Unlike many of their socially and politically-active musical brethren, Flobots are about hope as much they highlighting and giving voice to what they view as the wrongs of the world; they do charity and humanitarian work on Flobots.org and make sure that they are practicing what they preach. That doesn't directly relate to their music of course, but it adds authenticity to what they're saying in their songs. You may not agree with their leanings (which they make no bones or apology about; on "Sides," Rabbit raps "It's time to take a stand, and stand up for the right/Or should I say left, 'cause that's usually where I find myself"), but you cannot deny their legitimate passion for their issues.
Of course, it's not just about their message; even the most important message and lyrics can be lost on an audience of the group's sound doesn't work. In Flobot's case, it absolutely works. Their sound on Circle in the Square backs off a bit from the rap metal tendencies that Survival Story had. There are still some strong rock influences, but the group has a more diverse sound than that. In "One Last Show" and "Wrestling Israel" for example, the sound has a much stronger hip-hop feel, though the rock creeps into them along with Gault's viola work. On "The Rose and The Thistle," Gault's Nancy Sinatra-esque vocals are a welcome surprise. The group is never afraid to experiment with their sound and while there's a moment in "One Last Show" that seems jarring in a bad way it generally succeeds with flying colors otherwise.

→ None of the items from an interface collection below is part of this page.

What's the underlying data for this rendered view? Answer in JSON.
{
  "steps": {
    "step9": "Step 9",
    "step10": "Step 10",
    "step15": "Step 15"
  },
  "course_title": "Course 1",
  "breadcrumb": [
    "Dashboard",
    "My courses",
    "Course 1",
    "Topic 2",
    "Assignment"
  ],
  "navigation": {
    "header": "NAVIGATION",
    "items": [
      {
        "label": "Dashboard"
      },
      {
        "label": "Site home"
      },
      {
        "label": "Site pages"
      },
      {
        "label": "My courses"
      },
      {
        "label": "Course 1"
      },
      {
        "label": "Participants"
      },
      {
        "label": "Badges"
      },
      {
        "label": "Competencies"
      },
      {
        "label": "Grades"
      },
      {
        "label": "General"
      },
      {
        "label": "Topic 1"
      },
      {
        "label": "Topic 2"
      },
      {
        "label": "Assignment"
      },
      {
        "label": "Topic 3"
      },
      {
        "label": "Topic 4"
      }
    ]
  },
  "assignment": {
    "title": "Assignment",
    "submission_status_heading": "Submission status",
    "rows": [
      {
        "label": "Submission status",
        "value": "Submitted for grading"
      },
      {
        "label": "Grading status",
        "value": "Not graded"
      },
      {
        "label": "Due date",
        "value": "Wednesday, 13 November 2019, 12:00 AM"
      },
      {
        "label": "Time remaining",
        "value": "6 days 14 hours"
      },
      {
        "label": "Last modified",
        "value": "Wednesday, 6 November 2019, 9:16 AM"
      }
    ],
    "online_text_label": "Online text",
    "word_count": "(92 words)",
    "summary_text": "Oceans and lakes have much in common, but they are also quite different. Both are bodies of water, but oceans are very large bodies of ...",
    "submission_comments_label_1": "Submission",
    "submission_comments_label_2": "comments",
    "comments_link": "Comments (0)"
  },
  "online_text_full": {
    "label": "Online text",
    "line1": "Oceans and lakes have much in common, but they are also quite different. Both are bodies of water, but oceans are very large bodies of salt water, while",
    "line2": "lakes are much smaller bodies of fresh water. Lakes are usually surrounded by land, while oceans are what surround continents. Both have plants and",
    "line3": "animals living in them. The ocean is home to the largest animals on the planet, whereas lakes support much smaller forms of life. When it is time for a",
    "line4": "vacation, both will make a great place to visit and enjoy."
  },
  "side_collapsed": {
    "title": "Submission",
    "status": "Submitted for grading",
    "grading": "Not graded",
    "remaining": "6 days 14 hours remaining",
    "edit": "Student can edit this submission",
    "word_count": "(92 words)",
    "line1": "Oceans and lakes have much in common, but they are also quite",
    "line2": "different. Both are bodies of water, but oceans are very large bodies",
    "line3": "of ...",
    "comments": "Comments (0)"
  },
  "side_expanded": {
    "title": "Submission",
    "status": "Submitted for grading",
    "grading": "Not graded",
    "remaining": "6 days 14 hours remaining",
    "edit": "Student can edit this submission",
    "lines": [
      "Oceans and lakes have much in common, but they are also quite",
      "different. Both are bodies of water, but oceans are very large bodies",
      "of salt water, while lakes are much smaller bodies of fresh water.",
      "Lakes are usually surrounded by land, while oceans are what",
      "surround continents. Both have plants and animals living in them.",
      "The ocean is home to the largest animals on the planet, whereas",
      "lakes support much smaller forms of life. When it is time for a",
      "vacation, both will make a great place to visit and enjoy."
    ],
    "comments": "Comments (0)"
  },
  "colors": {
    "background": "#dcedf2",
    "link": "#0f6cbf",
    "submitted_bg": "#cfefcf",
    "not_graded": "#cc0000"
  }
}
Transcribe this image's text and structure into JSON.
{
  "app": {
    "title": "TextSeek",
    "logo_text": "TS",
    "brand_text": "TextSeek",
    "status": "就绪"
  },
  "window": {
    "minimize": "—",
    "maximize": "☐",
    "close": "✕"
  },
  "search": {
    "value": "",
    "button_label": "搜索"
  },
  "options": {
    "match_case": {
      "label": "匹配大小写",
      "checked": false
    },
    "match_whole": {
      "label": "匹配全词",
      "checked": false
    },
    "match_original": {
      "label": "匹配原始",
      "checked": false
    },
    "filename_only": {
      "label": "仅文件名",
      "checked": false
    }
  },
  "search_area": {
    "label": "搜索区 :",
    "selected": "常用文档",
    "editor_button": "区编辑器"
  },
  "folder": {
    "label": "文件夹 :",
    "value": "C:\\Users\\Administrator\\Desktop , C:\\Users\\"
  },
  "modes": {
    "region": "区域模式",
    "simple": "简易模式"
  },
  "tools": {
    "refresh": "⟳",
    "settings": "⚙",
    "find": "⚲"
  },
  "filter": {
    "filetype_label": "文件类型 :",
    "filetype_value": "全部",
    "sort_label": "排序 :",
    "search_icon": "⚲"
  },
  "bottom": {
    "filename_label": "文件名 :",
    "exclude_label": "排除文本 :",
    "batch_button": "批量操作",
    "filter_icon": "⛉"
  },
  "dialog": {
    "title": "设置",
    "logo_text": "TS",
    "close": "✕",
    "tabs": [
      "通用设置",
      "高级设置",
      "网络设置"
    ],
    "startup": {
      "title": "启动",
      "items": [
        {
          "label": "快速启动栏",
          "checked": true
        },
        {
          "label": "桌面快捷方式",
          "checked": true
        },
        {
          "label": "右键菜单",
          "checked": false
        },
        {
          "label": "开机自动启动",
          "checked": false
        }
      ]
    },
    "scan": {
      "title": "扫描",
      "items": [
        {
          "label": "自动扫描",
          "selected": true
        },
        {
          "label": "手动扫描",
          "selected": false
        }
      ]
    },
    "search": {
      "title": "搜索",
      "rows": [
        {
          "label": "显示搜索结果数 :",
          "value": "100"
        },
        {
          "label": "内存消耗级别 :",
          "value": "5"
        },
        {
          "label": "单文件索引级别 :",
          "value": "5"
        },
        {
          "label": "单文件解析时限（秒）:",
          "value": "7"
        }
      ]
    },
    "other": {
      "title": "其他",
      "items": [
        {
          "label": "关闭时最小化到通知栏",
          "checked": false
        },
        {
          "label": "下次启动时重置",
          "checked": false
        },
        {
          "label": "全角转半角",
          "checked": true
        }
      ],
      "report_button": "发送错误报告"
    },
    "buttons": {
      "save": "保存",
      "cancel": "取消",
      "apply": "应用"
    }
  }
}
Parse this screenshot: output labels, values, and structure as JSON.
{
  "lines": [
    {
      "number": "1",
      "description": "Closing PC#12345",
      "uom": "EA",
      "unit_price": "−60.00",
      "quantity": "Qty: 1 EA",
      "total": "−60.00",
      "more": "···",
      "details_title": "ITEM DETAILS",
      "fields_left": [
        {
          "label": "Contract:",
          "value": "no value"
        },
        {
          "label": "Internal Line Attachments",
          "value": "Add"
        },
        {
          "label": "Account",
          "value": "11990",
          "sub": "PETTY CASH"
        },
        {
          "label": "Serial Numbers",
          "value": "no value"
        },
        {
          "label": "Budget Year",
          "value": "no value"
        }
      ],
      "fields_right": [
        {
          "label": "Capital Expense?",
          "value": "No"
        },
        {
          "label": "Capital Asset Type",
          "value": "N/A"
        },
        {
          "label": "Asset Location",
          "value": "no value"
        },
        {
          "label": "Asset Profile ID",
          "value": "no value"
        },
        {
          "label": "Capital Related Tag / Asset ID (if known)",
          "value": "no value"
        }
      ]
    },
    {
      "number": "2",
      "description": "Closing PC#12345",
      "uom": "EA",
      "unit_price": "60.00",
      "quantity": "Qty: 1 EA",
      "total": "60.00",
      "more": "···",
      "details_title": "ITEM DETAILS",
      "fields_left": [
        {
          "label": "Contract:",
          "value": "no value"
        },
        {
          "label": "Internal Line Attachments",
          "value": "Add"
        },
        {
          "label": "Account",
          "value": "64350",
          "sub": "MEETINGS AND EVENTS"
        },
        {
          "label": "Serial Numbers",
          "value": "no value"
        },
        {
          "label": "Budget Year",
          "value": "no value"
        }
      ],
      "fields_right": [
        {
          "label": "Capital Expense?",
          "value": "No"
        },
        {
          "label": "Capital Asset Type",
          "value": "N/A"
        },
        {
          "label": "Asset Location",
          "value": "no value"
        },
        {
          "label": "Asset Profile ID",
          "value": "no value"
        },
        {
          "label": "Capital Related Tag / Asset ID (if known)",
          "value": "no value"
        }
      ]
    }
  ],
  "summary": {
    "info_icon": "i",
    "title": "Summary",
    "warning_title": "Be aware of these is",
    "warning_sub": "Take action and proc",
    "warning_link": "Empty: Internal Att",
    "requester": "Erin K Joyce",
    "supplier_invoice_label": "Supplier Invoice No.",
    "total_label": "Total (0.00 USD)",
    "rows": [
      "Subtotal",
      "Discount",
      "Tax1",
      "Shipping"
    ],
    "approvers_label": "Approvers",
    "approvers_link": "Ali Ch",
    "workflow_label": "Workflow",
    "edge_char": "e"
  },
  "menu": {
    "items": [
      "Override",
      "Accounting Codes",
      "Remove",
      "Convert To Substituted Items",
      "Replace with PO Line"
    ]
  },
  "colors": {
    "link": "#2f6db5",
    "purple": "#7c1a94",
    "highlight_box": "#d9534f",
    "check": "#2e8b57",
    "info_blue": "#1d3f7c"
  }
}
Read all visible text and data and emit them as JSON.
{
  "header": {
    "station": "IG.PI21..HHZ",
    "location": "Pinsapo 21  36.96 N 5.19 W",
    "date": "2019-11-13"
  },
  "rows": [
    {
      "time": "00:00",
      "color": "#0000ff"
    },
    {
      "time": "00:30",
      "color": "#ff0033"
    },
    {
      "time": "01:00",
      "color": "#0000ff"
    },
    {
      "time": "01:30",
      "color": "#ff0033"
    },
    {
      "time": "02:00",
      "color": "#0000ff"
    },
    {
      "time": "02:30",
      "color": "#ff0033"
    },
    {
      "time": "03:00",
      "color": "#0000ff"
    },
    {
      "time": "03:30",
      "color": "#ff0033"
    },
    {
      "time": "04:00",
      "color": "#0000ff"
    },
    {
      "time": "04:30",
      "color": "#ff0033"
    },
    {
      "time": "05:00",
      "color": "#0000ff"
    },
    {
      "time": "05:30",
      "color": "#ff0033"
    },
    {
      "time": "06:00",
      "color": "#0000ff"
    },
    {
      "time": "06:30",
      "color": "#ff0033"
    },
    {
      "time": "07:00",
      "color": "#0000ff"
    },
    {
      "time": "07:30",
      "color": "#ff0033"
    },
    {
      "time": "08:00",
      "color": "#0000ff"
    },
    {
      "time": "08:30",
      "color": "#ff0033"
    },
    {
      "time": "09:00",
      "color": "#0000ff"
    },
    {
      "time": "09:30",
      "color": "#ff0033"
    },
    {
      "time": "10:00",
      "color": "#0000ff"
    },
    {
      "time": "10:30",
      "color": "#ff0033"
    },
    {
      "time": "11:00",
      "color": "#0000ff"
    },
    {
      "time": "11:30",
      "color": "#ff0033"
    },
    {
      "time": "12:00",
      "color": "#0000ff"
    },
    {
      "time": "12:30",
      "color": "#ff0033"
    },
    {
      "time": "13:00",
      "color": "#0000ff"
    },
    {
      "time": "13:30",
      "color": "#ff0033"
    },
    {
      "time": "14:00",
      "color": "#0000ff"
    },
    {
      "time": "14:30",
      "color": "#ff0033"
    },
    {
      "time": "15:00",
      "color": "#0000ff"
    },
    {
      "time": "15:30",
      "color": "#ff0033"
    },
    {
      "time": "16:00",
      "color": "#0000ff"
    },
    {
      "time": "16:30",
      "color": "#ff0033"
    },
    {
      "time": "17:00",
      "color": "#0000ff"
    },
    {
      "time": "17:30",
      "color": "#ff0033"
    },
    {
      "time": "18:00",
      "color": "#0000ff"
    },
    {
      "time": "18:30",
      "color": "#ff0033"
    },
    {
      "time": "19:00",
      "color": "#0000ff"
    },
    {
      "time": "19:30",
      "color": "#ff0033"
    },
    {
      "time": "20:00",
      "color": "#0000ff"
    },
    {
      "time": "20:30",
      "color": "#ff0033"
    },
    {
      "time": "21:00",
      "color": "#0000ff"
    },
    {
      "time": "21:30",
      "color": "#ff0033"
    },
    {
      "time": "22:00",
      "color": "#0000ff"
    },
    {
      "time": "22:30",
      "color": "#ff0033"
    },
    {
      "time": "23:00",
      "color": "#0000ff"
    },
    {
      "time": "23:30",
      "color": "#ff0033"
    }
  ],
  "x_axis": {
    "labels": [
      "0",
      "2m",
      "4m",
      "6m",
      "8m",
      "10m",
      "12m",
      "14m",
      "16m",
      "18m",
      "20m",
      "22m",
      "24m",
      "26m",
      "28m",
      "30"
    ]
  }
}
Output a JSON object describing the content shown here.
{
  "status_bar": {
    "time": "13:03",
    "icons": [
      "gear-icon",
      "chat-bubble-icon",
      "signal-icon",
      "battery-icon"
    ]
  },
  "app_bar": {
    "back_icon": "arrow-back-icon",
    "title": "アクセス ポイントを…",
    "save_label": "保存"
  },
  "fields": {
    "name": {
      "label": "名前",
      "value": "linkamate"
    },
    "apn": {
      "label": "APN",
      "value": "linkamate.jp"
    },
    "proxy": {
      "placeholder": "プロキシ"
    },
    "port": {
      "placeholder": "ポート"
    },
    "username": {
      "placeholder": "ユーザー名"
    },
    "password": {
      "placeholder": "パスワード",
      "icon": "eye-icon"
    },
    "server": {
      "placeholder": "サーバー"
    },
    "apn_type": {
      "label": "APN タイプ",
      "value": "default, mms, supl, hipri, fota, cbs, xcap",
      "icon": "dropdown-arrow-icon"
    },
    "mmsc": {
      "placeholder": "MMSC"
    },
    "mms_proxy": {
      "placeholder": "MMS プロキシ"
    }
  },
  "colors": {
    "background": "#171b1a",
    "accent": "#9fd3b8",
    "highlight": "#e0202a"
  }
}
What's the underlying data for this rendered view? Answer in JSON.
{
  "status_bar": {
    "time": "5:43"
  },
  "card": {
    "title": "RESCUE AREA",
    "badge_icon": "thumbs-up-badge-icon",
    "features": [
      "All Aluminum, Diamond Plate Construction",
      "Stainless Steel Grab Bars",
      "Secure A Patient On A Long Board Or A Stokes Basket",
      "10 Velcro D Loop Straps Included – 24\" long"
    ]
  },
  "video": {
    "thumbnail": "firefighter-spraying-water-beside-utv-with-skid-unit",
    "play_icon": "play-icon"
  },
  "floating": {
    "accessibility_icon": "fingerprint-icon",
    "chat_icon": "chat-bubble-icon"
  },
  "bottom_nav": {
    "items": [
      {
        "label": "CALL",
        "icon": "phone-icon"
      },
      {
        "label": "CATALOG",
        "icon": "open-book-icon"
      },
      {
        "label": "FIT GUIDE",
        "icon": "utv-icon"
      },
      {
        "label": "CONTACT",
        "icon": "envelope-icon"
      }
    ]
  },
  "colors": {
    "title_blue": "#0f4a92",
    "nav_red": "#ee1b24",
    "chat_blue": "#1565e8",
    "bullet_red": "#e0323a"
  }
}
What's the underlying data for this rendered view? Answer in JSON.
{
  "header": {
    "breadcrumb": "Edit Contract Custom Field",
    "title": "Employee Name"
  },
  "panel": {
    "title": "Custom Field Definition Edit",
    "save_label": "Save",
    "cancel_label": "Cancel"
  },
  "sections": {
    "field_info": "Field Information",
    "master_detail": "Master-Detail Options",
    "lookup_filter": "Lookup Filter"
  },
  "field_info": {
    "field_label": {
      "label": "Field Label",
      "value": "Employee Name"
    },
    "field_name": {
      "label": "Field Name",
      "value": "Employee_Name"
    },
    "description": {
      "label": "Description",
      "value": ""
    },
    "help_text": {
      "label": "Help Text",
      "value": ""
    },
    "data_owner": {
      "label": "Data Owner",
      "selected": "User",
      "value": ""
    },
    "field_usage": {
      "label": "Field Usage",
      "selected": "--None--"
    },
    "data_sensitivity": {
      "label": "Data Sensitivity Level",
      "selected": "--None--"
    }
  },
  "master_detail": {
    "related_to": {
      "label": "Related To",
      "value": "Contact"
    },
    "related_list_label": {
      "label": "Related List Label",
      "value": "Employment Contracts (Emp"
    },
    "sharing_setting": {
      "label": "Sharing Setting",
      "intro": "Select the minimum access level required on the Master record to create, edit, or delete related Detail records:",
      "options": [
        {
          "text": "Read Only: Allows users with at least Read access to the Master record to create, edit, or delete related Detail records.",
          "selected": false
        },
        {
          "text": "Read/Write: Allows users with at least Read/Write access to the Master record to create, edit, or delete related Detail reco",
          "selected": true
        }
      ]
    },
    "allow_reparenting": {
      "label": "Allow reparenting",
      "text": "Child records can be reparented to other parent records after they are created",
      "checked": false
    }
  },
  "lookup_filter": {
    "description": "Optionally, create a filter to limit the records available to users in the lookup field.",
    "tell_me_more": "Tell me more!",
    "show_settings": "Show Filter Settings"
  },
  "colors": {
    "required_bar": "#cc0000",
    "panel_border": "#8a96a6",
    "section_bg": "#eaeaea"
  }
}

The last couple tracks are not necessarily as strong as the rest of the album, but they are still solid pieces of work. After the low-key "#OccupyEarth," which is one of the best on the album, the band gives us "Journey After War (War Fatigues)" which seems...well, a bit fatigued. With as much passion as the band has, it is difficult to maintain it throughout and while it's a fine track, it's just not quite as good as the rest. The same holds true with "Stop the Apocalypse," a good track that doesn't really cover ground the rest of the album hasn't. It closes up with a basically-untitled track with Jonny joking about the last track and then closing with a little instrumental music. It is a nice full-circle to the opening track, but it probably would have been better kept at twelve tracks instead of going to fifteen.
Standout Tracks: "The Circle In The Square," "Run (Run Run Run)," "Wrestling Israel," "#OccupyEarth"
The 411: Flobots' third LP, The Circle in the Square, sees the band continue to mature as artists while improving and refining their sound to great effect. The band is on the forefront of political relevance and while your appreciation of their music will likely depend on how much you agree with their social leanings, for those who can handle thus it is their best album to date. Several great anthems fill the fifteen songs within and yet it's not one-dimensional rage-filled anthems, resulting in an incredibly good album that should end up in a permanent rotation on people's listening device of choice.